* **Exercise requirements**:
Each record is to be printed exactly as given, down to the last mark.

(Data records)
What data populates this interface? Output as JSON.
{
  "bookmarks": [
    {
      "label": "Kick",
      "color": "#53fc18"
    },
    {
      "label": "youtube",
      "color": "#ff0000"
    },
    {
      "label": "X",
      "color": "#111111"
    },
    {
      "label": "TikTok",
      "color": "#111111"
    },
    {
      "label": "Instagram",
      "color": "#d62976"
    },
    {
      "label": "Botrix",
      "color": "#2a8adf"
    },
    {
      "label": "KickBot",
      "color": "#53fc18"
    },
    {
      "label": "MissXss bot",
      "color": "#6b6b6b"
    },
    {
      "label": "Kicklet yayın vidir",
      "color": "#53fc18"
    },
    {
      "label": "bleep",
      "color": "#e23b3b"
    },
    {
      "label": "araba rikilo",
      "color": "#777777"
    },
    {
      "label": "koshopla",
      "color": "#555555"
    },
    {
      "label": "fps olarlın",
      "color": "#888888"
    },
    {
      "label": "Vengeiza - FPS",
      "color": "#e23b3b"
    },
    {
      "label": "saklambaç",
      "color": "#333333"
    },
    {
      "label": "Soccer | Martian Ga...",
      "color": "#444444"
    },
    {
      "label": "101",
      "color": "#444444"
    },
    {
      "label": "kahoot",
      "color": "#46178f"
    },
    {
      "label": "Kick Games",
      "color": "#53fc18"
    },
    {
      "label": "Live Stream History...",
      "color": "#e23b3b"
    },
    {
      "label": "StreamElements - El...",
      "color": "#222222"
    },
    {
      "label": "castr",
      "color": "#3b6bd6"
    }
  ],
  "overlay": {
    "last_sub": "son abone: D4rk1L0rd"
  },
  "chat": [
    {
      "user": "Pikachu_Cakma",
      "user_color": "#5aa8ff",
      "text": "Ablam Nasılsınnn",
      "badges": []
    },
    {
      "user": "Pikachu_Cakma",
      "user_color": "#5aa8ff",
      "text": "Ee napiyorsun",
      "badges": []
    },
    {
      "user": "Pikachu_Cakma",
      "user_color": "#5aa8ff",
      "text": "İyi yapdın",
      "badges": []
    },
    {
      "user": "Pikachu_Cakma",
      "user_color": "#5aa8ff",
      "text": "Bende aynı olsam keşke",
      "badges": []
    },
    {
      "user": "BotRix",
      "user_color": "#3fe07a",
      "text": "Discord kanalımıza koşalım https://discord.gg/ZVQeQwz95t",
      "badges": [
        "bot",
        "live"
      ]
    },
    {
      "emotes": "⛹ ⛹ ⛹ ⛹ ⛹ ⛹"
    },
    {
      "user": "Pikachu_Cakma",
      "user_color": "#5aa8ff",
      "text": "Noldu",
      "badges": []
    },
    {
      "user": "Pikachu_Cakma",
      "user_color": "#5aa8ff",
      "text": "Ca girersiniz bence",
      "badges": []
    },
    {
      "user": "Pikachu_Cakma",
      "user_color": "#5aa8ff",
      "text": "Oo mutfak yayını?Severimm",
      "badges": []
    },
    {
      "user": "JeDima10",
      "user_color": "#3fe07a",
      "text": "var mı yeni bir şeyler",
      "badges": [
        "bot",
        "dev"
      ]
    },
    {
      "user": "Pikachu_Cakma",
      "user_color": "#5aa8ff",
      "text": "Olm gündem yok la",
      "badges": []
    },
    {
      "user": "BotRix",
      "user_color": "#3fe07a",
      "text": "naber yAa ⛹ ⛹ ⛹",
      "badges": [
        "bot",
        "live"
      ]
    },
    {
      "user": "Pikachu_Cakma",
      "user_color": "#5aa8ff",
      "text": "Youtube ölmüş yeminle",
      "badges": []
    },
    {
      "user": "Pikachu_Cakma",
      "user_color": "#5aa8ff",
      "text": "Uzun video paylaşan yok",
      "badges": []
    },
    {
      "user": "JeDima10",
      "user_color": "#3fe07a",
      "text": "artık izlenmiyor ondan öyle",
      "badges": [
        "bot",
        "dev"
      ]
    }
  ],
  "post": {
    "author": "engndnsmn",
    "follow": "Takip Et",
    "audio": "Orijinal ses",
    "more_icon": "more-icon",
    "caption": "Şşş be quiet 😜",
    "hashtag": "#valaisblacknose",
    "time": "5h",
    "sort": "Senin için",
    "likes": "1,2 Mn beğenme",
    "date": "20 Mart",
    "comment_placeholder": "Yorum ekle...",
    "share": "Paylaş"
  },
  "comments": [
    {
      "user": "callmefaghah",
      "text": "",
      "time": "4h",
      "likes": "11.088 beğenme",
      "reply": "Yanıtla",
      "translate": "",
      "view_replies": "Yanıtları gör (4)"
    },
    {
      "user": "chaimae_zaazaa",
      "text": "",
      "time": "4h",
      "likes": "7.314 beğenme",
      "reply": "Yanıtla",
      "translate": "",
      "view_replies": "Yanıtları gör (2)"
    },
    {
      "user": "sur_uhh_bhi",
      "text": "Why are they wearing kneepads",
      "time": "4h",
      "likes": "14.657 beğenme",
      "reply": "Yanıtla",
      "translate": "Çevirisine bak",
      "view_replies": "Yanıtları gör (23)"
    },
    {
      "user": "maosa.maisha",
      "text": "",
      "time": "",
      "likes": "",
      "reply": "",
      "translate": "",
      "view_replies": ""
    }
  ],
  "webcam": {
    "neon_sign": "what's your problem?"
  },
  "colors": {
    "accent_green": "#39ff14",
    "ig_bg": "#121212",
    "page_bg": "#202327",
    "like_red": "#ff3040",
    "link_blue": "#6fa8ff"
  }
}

* **Answer section**:
What data populates this interface? Output as JSON.
{
  "bookmarks": [
    {
      "label": "Kick",
      "color": "#53fc18"
    },
    {
      "label": "youtube",
      "color": "#ff0000"
    },
    {
      "label": "X",
      "color": "#111111"
    },
    {
      "label": "TikTok",
      "color": "#111111"
    },
    {
      "label": "Instagram",
      "color": "#d62976"
    },
    {
      "label": "Botrix",
      "color": "#2a8adf"
    },
    {
      "label": "KickBot",
      "color": "#53fc18"
    },
    {
      "label": "MissXss bot",
      "color": "#6b6b6b"
    },
    {
      "label": "Kicklet yayın vidir",
      "color": "#53fc18"
    },
    {
      "label": "bleep",
      "color": "#e23b3b"
    },
    {
      "label": "araba rikilo",
      "color": "#777777"
    },
    {
      "label": "koshopla",
      "color": "#555555"
    },
    {
      "label": "fps olarlın",
      "color": "#888888"
    },
    {
      "label": "Vengeiza - FPS",
      "color": "#e23b3b"
    },
    {
      "label": "saklambaç",
      "color": "#333333"
    },
    {
      "label": "Soccer | Martian Ga...",
      "color": "#444444"
    },
    {
      "label": "101",
      "color": "#444444"
    },
    {
      "label": "kahoot",
      "color": "#46178f"
    },
    {
      "label": "Kick Games",
      "color": "#53fc18"
    },
    {
      "label": "Live Stream History...",
      "color": "#e23b3b"
    },
    {
      "label": "StreamElements - El...",
      "color": "#222222"
    },
    {
      "label": "castr",
      "color": "#3b6bd6"
    }
  ],
  "overlay": {
    "last_sub": "son abone: D4rk1L0rd"
  },
  "chat": [
    {
      "user": "Pikachu_Cakma",
      "user_color": "#5aa8ff",
      "text": "Ablam Nasılsınnn",
      "badges": []
    },
    {
      "user": "Pikachu_Cakma",
      "user_color": "#5aa8ff",
      "text": "Ee napiyorsun",
      "badges": []
    },
    {
      "user": "Pikachu_Cakma",
      "user_color": "#5aa8ff",
      "text": "İyi yapdın",
      "badges": []
    },
    {
      "user": "Pikachu_Cakma",
      "user_color": "#5aa8ff",
      "text": "Bende aynı olsam keşke",
      "badges": []
    },
    {
      "user": "BotRix",
      "user_color": "#3fe07a",
      "text": "Discord kanalımıza koşalım https://discord.gg/ZVQeQwz95t",
      "badges": [
        "bot",
        "live"
      ]
    },
    {
      "emotes": "⛹ ⛹ ⛹ ⛹ ⛹ ⛹"
    },
    {
      "user": "Pikachu_Cakma",
      "user_color": "#5aa8ff",
      "text": "Noldu",
      "badges": []
    },
    {
      "user": "Pikachu_Cakma",
      "user_color": "#5aa8ff",
      "text": "Ca girersiniz bence",
      "badges": []
    },
    {
      "user": "Pikachu_Cakma",
      "user_color": "#5aa8ff",
      "text": "Oo mutfak yayını?Severimm",
      "badges": []
    },
    {
      "user": "JeDima10",
      "user_color": "#3fe07a",
      "text": "var mı yeni bir şeyler",
      "badges": [
        "bot",
        "dev"
      ]
    },
    {
      "user": "Pikachu_Cakma",
      "user_color": "#5aa8ff",
      "text": "Olm gündem yok la",
      "badges": []
    },
    {
      "user": "BotRix",
      "user_color": "#3fe07a",
      "text": "naber yAa ⛹ ⛹ ⛹",
      "badges": [
        "bot",
        "live"
      ]
    },
    {
      "user": "Pikachu_Cakma",
      "user_color": "#5aa8ff",
      "text": "Youtube ölmüş yeminle",
      "badges": []
    },
    {
      "user": "Pikachu_Cakma",
      "user_color": "#5aa8ff",
      "text": "Uzun video paylaşan yok",
      "badges": []
    },
    {
      "user": "JeDima10",
      "user_color": "#3fe07a",
      "text": "artık izlenmiyor ondan öyle",
      "badges": [
        "bot",
        "dev"
      ]
    }
  ],
  "post": {
    "author": "engndnsmn",
    "follow": "Takip Et",
    "audio": "Orijinal ses",
    "more_icon": "more-icon",
    "caption": "Şşş be quiet 😜",
    "hashtag": "#valaisblacknose",
    "time": "5h",
    "sort": "Senin için",
    "likes": "1,2 Mn beğenme",
    "date": "20 Mart",
    "comment_placeholder": "Yorum ekle...",
    "share": "Paylaş"
  },
  "comments": [
    {
      "user": "callmefaghah",
      "text": "",
      "time": "4h",
      "likes": "11.088 beğenme",
      "reply": "Yanıtla",
      "translate": "",
      "view_replies": "Yanıtları gör (4)"
    },
    {
      "user": "chaimae_zaazaa",
      "text": "",
      "time": "4h",
      "likes": "7.314 beğenme",
      "reply": "Yanıtla",
      "translate": "",
      "view_replies": "Yanıtları gör (2)"
    },
    {
      "user": "sur_uhh_bhi",
      "text": "Why are they wearing kneepads",
      "time": "4h",
      "likes": "14.657 beğenme",
      "reply": "Yanıtla",
      "translate": "Çevirisine bak",
      "view_replies": "Yanıtları gör (23)"
    },
    {
      "user": "maosa.maisha",
      "text": "",
      "time": "",
      "likes": "",
      "reply": "",
      "translate": "",
      "view_replies": ""
    }
  ],
  "webcam": {
    "neon_sign": "what's your problem?"
  },
  "colors": {
    "accent_green": "#39ff14",
    "ig_bg": "#121212",
    "page_bg": "#202327",
    "like_red": "#ff3040",
    "link_blue": "#6fa8ff"
  }
}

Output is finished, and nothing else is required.